Better put hiking rates is now having a more limited effect. Actual increases in factory production in the West primarily the US and Mexico, along with the UK and Japan, will bring down the inflation rate.

You can not ask about inflation and then think it happens in a vacuum determined only by monetary policy. If that were the case there would be no need for any further monetary policy.

Others have already noted that central banks are sometimes slow on the trigger (or the gas), so I’ll leave that alone.

It’s also possible that a determination was made that the inflation you are looking at in the chart was not “core”, that is, reflective of things generally, but were affected by temporary spikes in price. Without spending time researching (my polite way of saying “I don’t know”) it’s possible that the inflation number was goosed by a sudden surge in energy prices or food prices, which tend to be volatile depending on geo-political situations or extreme weather events. There are also other causes, such as the temporary fiasco of supply chains as happened during the pandemic: people rushed out to buy certain things, which begat shortages, which begat price increases, which begat misallocation of shipping, which ended up with oversupply in some things and under-supply in others. Perhaps those kinks in the system worked themselves out.

There was a lot of talk that the inflation would be “transitory”, which to some extent it’s seems to have been, but longer than expected and with some follow-on effects (housing, rents, etc.)
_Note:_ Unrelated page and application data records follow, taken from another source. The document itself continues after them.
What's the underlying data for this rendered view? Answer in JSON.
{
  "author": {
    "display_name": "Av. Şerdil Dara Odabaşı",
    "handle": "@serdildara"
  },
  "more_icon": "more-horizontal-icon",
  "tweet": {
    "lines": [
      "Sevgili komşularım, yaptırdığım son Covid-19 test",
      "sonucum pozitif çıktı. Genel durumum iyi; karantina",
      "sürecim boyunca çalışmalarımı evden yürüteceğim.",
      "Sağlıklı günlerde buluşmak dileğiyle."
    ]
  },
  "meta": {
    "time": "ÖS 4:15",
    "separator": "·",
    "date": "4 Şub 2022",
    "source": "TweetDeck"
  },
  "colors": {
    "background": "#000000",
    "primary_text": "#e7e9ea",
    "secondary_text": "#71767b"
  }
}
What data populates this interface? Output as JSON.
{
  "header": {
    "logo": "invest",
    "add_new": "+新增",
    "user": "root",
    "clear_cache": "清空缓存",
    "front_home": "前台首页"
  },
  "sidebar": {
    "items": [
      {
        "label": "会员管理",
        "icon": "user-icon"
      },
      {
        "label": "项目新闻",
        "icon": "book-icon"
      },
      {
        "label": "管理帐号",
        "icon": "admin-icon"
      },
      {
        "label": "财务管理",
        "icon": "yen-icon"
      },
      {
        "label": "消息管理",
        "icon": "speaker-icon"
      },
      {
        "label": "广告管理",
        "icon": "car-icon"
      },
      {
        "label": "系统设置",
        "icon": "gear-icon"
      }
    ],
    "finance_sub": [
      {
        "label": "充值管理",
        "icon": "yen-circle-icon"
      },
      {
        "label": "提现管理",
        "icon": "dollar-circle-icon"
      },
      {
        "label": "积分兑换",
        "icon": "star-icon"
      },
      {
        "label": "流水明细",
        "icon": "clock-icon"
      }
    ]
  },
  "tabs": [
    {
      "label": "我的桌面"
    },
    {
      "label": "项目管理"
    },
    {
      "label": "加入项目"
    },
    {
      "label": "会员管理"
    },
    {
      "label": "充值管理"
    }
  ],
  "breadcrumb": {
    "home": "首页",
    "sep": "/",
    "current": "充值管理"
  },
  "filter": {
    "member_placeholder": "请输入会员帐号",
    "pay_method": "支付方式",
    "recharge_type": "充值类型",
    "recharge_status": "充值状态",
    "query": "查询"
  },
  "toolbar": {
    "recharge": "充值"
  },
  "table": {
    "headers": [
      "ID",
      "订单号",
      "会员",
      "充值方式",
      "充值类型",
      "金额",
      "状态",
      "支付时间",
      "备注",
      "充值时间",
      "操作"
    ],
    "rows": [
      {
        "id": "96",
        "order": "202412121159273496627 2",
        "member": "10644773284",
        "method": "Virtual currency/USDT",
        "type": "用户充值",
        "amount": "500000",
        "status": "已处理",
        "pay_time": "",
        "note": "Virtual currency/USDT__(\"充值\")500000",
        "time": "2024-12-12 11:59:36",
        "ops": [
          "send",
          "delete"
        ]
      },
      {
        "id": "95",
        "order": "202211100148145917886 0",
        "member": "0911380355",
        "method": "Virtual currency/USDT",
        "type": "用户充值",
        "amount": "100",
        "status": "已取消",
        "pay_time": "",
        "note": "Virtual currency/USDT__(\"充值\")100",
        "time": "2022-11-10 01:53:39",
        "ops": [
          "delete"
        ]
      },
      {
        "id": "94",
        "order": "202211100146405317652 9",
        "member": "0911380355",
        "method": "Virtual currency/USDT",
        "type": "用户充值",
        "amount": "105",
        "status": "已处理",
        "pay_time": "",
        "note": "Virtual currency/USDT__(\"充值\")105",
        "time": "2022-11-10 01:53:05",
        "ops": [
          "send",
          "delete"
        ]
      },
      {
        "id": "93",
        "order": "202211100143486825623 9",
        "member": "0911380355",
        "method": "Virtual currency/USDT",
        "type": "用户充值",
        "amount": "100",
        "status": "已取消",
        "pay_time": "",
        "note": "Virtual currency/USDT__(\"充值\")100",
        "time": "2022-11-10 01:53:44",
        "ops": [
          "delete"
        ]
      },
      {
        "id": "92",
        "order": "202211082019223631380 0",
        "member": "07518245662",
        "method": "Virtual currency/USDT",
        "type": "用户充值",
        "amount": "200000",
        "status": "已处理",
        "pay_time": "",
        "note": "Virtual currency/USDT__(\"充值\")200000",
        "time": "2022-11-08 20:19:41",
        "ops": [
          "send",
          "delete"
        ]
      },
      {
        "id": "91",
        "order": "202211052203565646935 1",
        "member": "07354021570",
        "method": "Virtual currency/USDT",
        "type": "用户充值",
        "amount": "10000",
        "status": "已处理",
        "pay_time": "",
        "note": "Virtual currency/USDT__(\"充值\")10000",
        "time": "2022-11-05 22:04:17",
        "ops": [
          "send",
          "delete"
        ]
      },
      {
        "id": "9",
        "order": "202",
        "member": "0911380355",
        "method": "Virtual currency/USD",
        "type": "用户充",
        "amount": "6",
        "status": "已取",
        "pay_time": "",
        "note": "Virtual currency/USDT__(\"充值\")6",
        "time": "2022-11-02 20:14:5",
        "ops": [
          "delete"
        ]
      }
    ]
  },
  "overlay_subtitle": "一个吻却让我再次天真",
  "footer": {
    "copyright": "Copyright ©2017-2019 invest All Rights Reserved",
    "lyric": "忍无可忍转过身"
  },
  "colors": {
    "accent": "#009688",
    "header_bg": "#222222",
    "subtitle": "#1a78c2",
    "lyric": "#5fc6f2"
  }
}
Inflation can be a hydra-headed problem, which is why there are so many different measures of it. Don’t know which one you are using, nor which one is appropriate, but this gives you some background to continue you on your journey. HTH.


Thanks all.

It kinda caused doubts in my mind if the ECB really actually has any significant control anyway. If this interest rate rise actually really does anything and if its actually even needed.

(though at the same time i have sat in amazement the past decade watching how many dollars and euro’s were created without the currencies losing all their value)

I guess at the ECB the see much more details to how the inflation is developing than i see. Its a bit of a bummer though, means i can’t just look at inflation and predict what they will do :slight_smile: